The next step is to start researching your options. As with any business question, the three usual avenues people explore for advice are:

  • Friends and family;
  • Business associates (including fellow business owners, peers, associates and mentors);
  • Online (web searches, podcasts, blogs, ebooks).

This research will generate a variety of potential solutions for your particular requirements. Overall, you’ll find the options include:

  • Build your own CRM solution – an expensive route to take, and generally not a good investment given there are hundreds of off-the-shelf options available that will cost less. However, people still go down the bespoke route and there may be particular reasons why they choose to do so.
  • Buy a well-known CRM - there are hundreds of options, as any online search will reveal. Choosing the right one for your business is about aligning your needs with the specifications and strengths of the various solutions. The more you know about your requirements, and what will work best for your business, the more secure you can be that you’re in a position to select the right solution.
  • Use a free CRM – Don’t discount the free options – there are some very powerful and effective solutions out there that you don’t have to pay for. But also be aware that going with a no-cost CRM doesn’t mean you necessarily get the ideal customer management solution for your business included.
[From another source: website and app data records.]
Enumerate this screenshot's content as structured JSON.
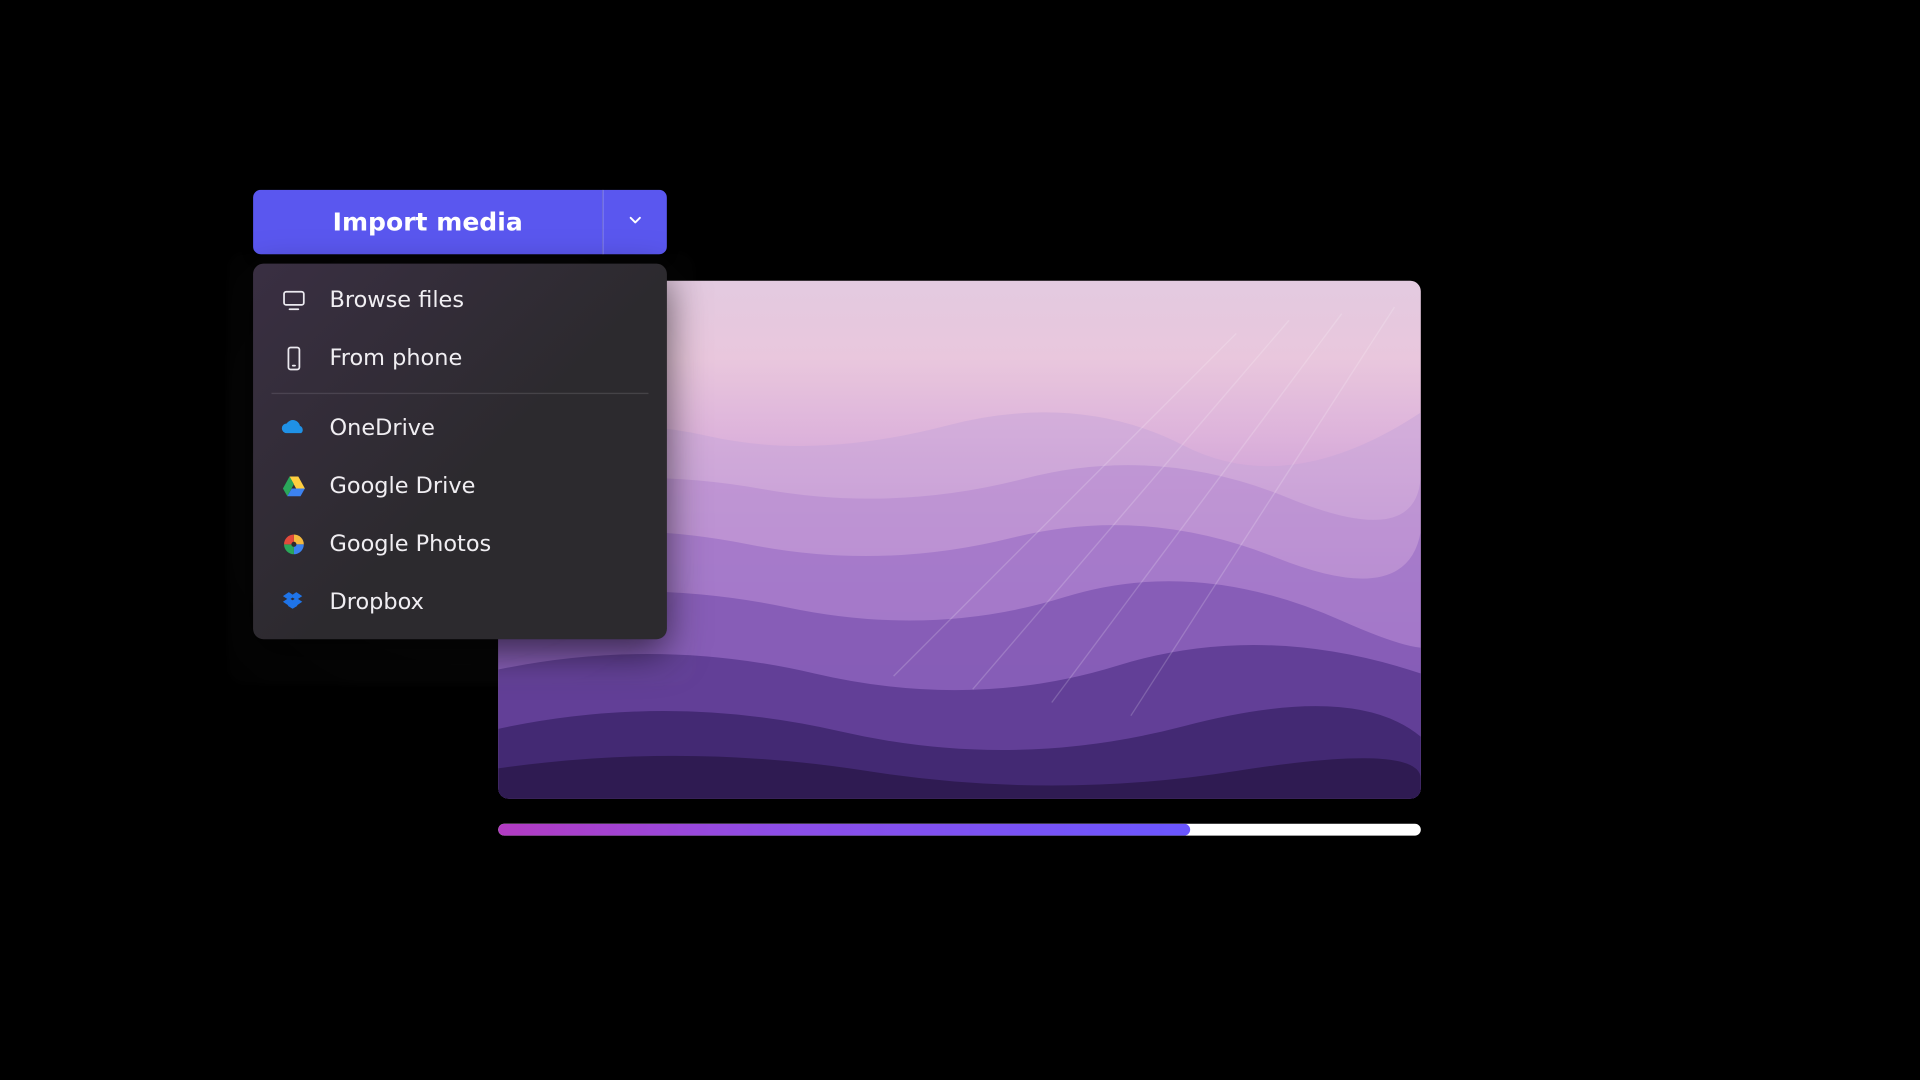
{
  "split_button": {
    "main_label": "Import media"
  },
  "dropdown": {
    "items": [
      {
        "label": "Browse files"
      },
      {
        "label": "From phone"
      },
      {
        "label": "OneDrive"
      },
      {
        "label": "Google Drive"
      },
      {
        "label": "Google Photos"
      },
      {
        "label": "Dropbox"
      }
    ]
  },
  "progress": {
    "percent": 75
  },
  "colors": {
    "accent": "#5a57ef",
    "dropdown_bg": "#2c2a2e"
  }
}
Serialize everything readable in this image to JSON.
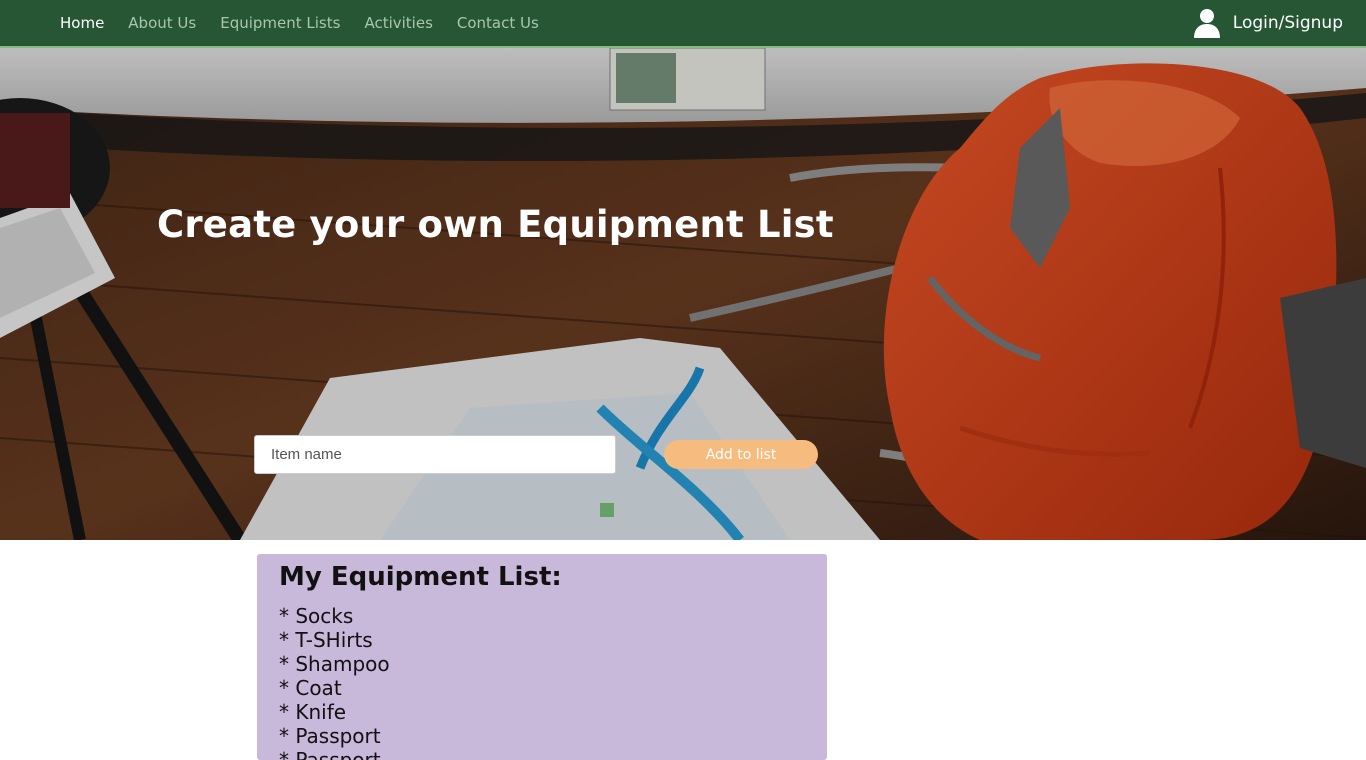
{
  "nav": {
    "items": [
      {
        "label": "Home",
        "active": true
      },
      {
        "label": "About Us",
        "active": false
      },
      {
        "label": "Equipment Lists",
        "active": false
      },
      {
        "label": "Activities",
        "active": false
      },
      {
        "label": "Contact Us",
        "active": false
      }
    ],
    "login_label": "Login/Signup",
    "login_icon": "user-icon"
  },
  "hero": {
    "title": "Create your own Equipment List",
    "input_placeholder": "Item name",
    "add_button_label": "Add to list"
  },
  "list": {
    "title": "My Equipment List:",
    "items": [
      "* Socks",
      "* T-SHirts",
      "* Shampoo",
      "* Coat",
      "* Knife",
      "* Passport",
      "* Passport"
    ]
  },
  "colors": {
    "nav_bg": "#265634",
    "nav_border": "#7fbf7f",
    "button_bg": "#f6bb7e",
    "list_bg": "#c8b8da"
  }
}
An example of a free and highly-regarded CRM is HubSpot, a good choice if you are just starting out using CRM. However, while you can use the tools for as long as you want, and there’s no limit on the number of contacts or people using the system, if you want to take full advantage of it's automation features, you’ll need to upgrade to the Sales Pro license.

A good place to start your research journey is by visiting trusted software review sites such as www.g2crowd.com,www.capterra.com or www.softwareadvice.com.

There is more choice of CRM than ever before and by asking yourself the questions we’ve posed, you will be well on your way to understanding how to find out which solution best meets your needs and making a decision.

Wrapping up

The key benefit you can expect from a CRM is better value from the customer relationship process, and that leads to increased sales. It can help drive sales velocity, one of the top concerns of CMOs at the moment.

But as HubSpot points out, CRM is an investment – of time, if not also of money: “Sales reps need to adapt to it. A manager may need to train them on its functionality. Established, proven processes may need to be recreated in the new system.”

The biggest hurdle you’re likely to face in your CRM implementation journey is ensuring the appropriate behaviour change. To encourage a team to change habits developed over many years is a tough ask for any business owner, senior director or manager.

So the most important way to do this is to ensure you pick an intuitive and easy-to-use CRM.

If it’s complicated it just won’t be used, and you will either have to invest heavily to train and get people to use it, or ditch it for another – both expensive routes you don’t want to go down. If your chosen CRM doesn’t do the whole job, or meets resistance form users, it will cost you more in the long run.

But done well, implementing a CRM could be a pivotal business decision that sets you on a trajectory for growth.

Further reading about CRM

A beginner’s guide to CRM

The Right Questions to Ask When Considering a CRM For Your Business

Top questions and answers about CRM

Best free CRM software, 2018: 7 top tools